As of September 1, 2020, we are able to reopen our offices for limited in-person services. However, most clinicians will only continue providing care through telehealth services. Please contact your clinician to discuss whether in-office services are an option for you.
If you do come to the office, we ask that you help us by:
Adhering to social distancing cues and reading all posted signs and policies
Letting us know if you have had any COVID-19 symptoms (fever, cough, shortness of breath, sudden onset of fatigue, or the sudden loss of smell or taste)
Taking your temperature on the morning of your appointment
If there is a resurgence of the pandemic or if other health concerns arise, we may need to fully close our offices again. At that time, we will continue to provide services through telephone and videoconference. We appreciate your understanding and flexibility and will continue to keep you informed of any information related to your care.
We hope that you and your families continue to stay well.
As a result of the pandemic and New Hampshire's State of Emergency, our office has closed as of Thursday, March 26, 2020.
This is a stressful, uncertain time for all of us. The novel Coronavirus / COVID-19 pandemic has created a situation that none of us has experienced before. Although most people are not at risk for severe medical complications, the public health crisis is requiring many changes. Changes range from simple and small things, like frequent hand washing, to more complicated, far-reaching changes like school and day-care closings, working remotely from home, social distancing, self- quarantining, and minimizing activities involving contact with others.

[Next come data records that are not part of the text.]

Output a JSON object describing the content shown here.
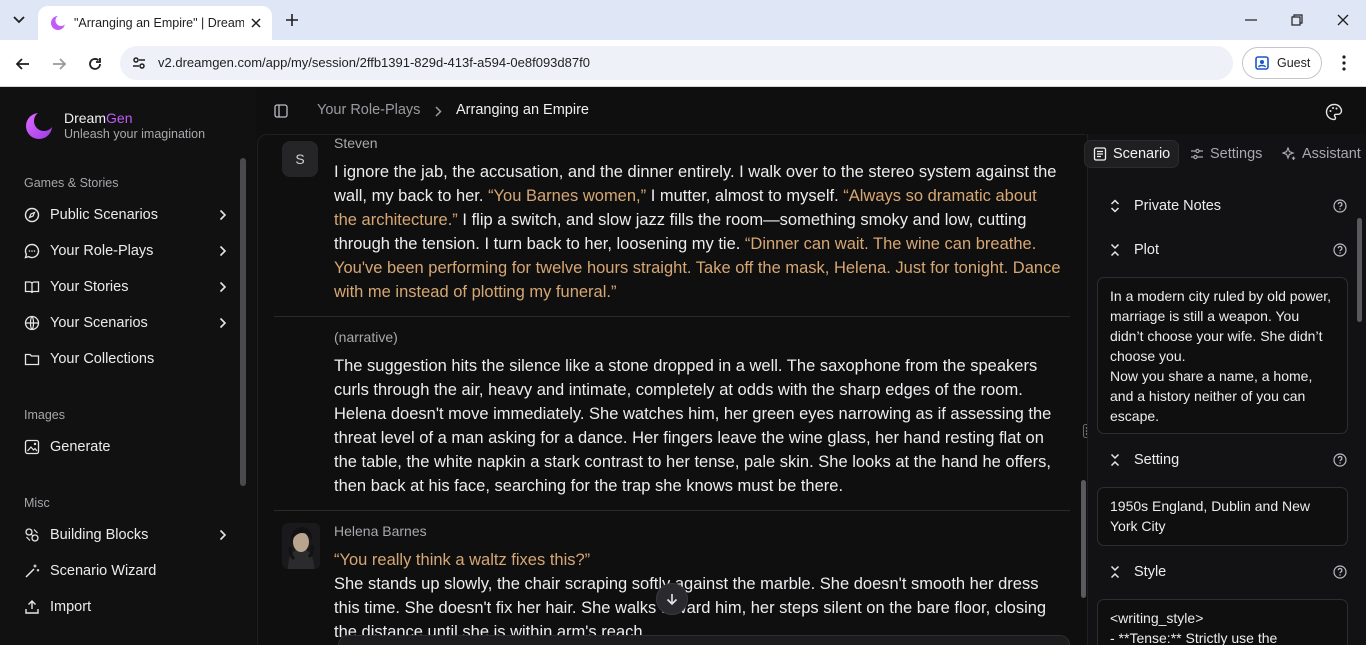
{
  "browser": {
    "tab_title": "\"Arranging an Empire\" | DreamGen",
    "url": "v2.dreamgen.com/app/my/session/2ffb1391-829d-413f-a594-0e8f093d87f0",
    "profile_label": "Guest"
  },
  "sidebar": {
    "brand_name_a": "Dream",
    "brand_name_b": "Gen",
    "tagline": "Unleash your imagination",
    "sections": [
      {
        "label": "Games & Stories"
      },
      {
        "label": "Images"
      },
      {
        "label": "Misc"
      }
    ],
    "items": [
      {
        "label": "Public Scenarios",
        "icon": "compass-icon"
      },
      {
        "label": "Your Role-Plays",
        "icon": "chat-bubble-icon"
      },
      {
        "label": "Your Stories",
        "icon": "book-icon"
      },
      {
        "label": "Your Scenarios",
        "icon": "globe-icon"
      },
      {
        "label": "Your Collections",
        "icon": "folder-icon"
      },
      {
        "label": "Generate",
        "icon": "image-generate-icon"
      },
      {
        "label": "Building Blocks",
        "icon": "blocks-icon"
      },
      {
        "label": "Scenario Wizard",
        "icon": "magic-wand-icon"
      },
      {
        "label": "Import",
        "icon": "upload-icon"
      }
    ]
  },
  "header": {
    "crumb_parent": "Your Role-Plays",
    "crumb_current": "Arranging an Empire"
  },
  "chat": {
    "messages": [
      {
        "author": "Steven",
        "avatar_letter": "S",
        "segments": [
          {
            "t": "I ignore the jab, the accusation, and the dinner entirely. I walk over to the stereo system against the wall, my back to her. ",
            "q": false
          },
          {
            "t": "“You Barnes women,”",
            "q": true
          },
          {
            "t": " I mutter, almost to myself. ",
            "q": false
          },
          {
            "t": "“Always so dramatic about the architecture.”",
            "q": true
          },
          {
            "t": " I flip a switch, and slow jazz fills the room—something smoky and low, cutting through the tension. I turn back to her, loosening my tie. ",
            "q": false
          },
          {
            "t": "“Dinner can wait. The wine can breathe. You've been performing for twelve hours straight. Take off the mask, Helena. Just for tonight. Dance with me instead of plotting my funeral.”",
            "q": true
          }
        ]
      },
      {
        "author": "(narrative)",
        "segments": [
          {
            "t": "The suggestion hits the silence like a stone dropped in a well. The saxophone from the speakers curls through the air, heavy and intimate, completely at odds with the sharp edges of the room. Helena doesn't move immediately. She watches him, her green eyes narrowing as if assessing the threat level of a man asking for a dance. Her fingers leave the wine glass, her hand resting flat on the table, the white napkin a stark contrast to her tense, pale skin. She looks at the hand he offers, then back at his face, searching for the trap she knows must be there.",
            "q": false
          }
        ]
      },
      {
        "author": "Helena Barnes",
        "quote_line": "“You really think a waltz fixes this?”",
        "segments": [
          {
            "t": "She stands up slowly, the chair scraping softly against the marble. She doesn't smooth her dress this time. She doesn't fix her hair. She walks toward him, her steps silent on the bare floor, closing the distance until she is within arm's reach.",
            "q": false
          }
        ]
      }
    ]
  },
  "panel": {
    "tabs": [
      {
        "label": "Scenario",
        "icon": "document-icon"
      },
      {
        "label": "Settings",
        "icon": "sliders-icon"
      },
      {
        "label": "Assistant",
        "icon": "sparkle-icon"
      }
    ],
    "sections": {
      "private_notes": "Private Notes",
      "plot": "Plot",
      "setting": "Setting",
      "style": "Style"
    },
    "plot_text": "In a modern city ruled by old power, marriage is still a weapon. You didn’t choose your wife. She didn’t choose you.\nNow you share a name, a home, and a history neither of you can escape.",
    "setting_text": "1950s England, Dublin and New York City",
    "style_text": "<writing_style>\n- **Tense:** Strictly use the"
  },
  "colors": {
    "accent": "#c05cf7",
    "quote": "#d6a773",
    "background": "#0f0f10"
  }
}
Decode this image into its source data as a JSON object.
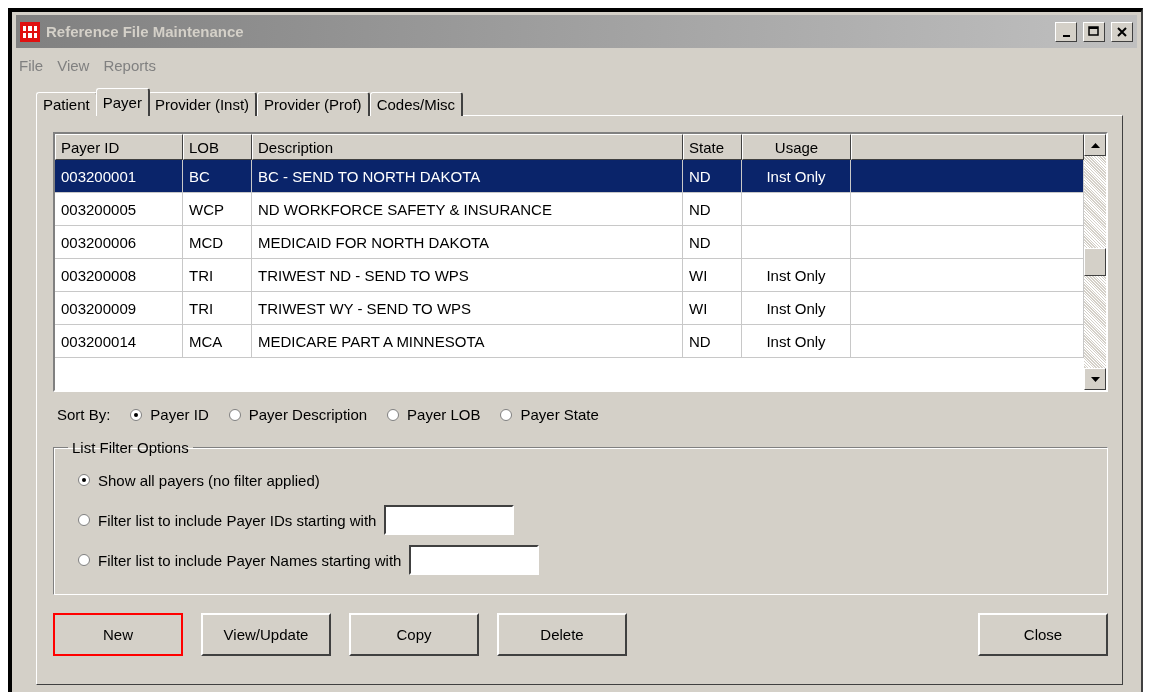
{
  "window": {
    "title": "Reference File Maintenance",
    "controls": [
      {
        "kind": "minimize"
      },
      {
        "kind": "maximize"
      },
      {
        "kind": "close"
      }
    ]
  },
  "menu": [
    {
      "label": "File",
      "disabled": true
    },
    {
      "label": "View",
      "disabled": true
    },
    {
      "label": "Reports",
      "disabled": true
    }
  ],
  "tabs": [
    {
      "label": "Patient",
      "selected": false
    },
    {
      "label": "Payer",
      "selected": true
    },
    {
      "label": "Provider (Inst)",
      "selected": false
    },
    {
      "label": "Provider (Prof)",
      "selected": false
    },
    {
      "label": "Codes/Misc",
      "selected": false
    }
  ],
  "table": {
    "columns": [
      "Payer ID",
      "LOB",
      "Description",
      "State",
      "Usage"
    ],
    "rows": [
      {
        "cells": [
          "003200001",
          "BC",
          "BC - SEND TO NORTH DAKOTA",
          "ND",
          "Inst Only"
        ],
        "selected": true
      },
      {
        "cells": [
          "003200005",
          "WCP",
          "ND WORKFORCE SAFETY & INSURANCE",
          "ND",
          ""
        ],
        "selected": false
      },
      {
        "cells": [
          "003200006",
          "MCD",
          "MEDICAID FOR NORTH DAKOTA",
          "ND",
          ""
        ],
        "selected": false
      },
      {
        "cells": [
          "003200008",
          "TRI",
          "TRIWEST ND - SEND TO WPS",
          "WI",
          "Inst Only"
        ],
        "selected": false
      },
      {
        "cells": [
          "003200009",
          "TRI",
          "TRIWEST WY - SEND TO WPS",
          "WI",
          "Inst Only"
        ],
        "selected": false
      },
      {
        "cells": [
          "003200014",
          "MCA",
          "MEDICARE PART A MINNESOTA",
          "ND",
          "Inst Only"
        ],
        "selected": false
      }
    ]
  },
  "sort_by": {
    "label": "Sort By:",
    "options": [
      {
        "label": "Payer ID",
        "selected": true
      },
      {
        "label": "Payer Description",
        "selected": false
      },
      {
        "label": "Payer LOB",
        "selected": false
      },
      {
        "label": "Payer State",
        "selected": false
      }
    ]
  },
  "filter_options": {
    "title": "List Filter Options",
    "options": [
      {
        "kind": "plain",
        "label": "Show all payers (no filter applied)",
        "selected": true
      },
      {
        "kind": "text",
        "label": "Filter list to include Payer IDs starting with",
        "selected": false
      },
      {
        "kind": "text",
        "label": "Filter list to include Payer Names starting with",
        "selected": false
      }
    ]
  },
  "buttons": [
    {
      "label": "New",
      "highlighted": true
    },
    {
      "label": "View/Update",
      "highlighted": false
    },
    {
      "label": "Copy",
      "highlighted": false
    },
    {
      "label": "Delete",
      "highlighted": false
    }
  ],
  "close_button": {
    "label": "Close",
    "highlighted": false
  }
}
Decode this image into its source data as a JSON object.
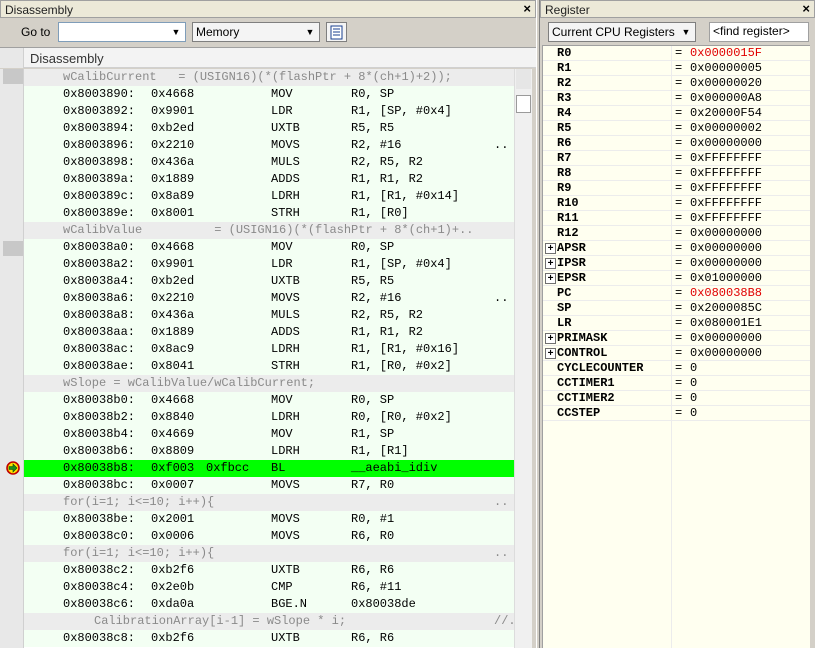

We look forward to an eventual return to normalcy. In the meanwhile, we hope you stay safe and well.
Phrases to Build Resilience this Holiday Season*
This year's holiday season is sure to be unique, but that doesn't have to be a bad thing! Use the phrases below to help you and your family reframe all the changes and see the good that this year can still bring!
1. ”What can we do to make this year special?”
Unearth an old favorite tradition that is still doable or consider an activity that has always sounded like fun.
2. "When I'm sad, it can help me to…”
Help identify feelings and define ways of developing self-calming skills that will last a lifetime.
3. "What if instead of doing that, we try…”
Get creative and find ways to replace or revamp activities to achieve the outcomes of traditions.
4. "You know what we can finally do this year?”
This is the year to build in those activities you never could quite fit in due to scheduling demands around the holidays.
5. "Because it will be different this year, I have a very special job for you…”
Invite your child to become a special helper.
6. "Let's think of one way our family is lucky this year.”
Use this year as a chance to appreciate all you still have and make a conscious effort to help your children appreciate it, too.
7. "What is something we can do to help another family?”
Think of something you can do together to make this holiday special for someone else.
8. "Those traditions all started with someone doing it once. Let's start a new tradition this year!”
Traditions all had to start somewhere; this is a great chance to start something new.
9. "Let's make a list of things we'll do when we can.”
Sometimes it's easier to hear "not now" instead of just "no," ; making a list of things to look forward to can help remind us that fun things will eventually happen again.
10. "I know it's frustrating that we can’t…”
It's okay to just empathize and acknowledge that this year hasn't been fair! Knowing people care and respect feelings is just as important as reframing disappointing thoughts and experiences.
Many of our normal routines have been disrupted, creating a challenge for everyone. Here are some suggestions to keep in mind as we all try to cope, adapted from Partners In Health:
1. Social distancing does not mean emotional distancing: USE TECHNOLOGY TO CONNECT WITH FRIENDS AND FAMILY.
2. Put a schedule in place at home, 7 days a week – don’t go overboard, but make sure there are structured activities and blocks of time. Keep the usual structures intact where you can, particularly for children. Example: if dinnertime for the family is at 6:00PM and bedtime for your children is 8:00PM, keep those as is.
3. Exercise and physical activity are important: each day, take a walk or a run, or join an on-line exercise or yoga class.
4. Continue learning and intellectual engagement. Many school systems and universities are providing remote learning for their students. But for non-students, try books and reading, documentaries, on-line courses and even music lessons.
5. Create positive family time and activities: for instance, set aside time for play and family games, baking and cooking, creative activities like making art or music.
6. Don’t isolate (unless medically necessary), but set aside alone time, outside if possible.
7. Remember the things you enjoy doing that you can do in this situation, and find a way to do them.
8. Limit exposure to screens: define times where it is ok, and times when it is not.
9. Remember that humor helps!
10. Things will get back to mostly normal eventually. The world is not collapsing.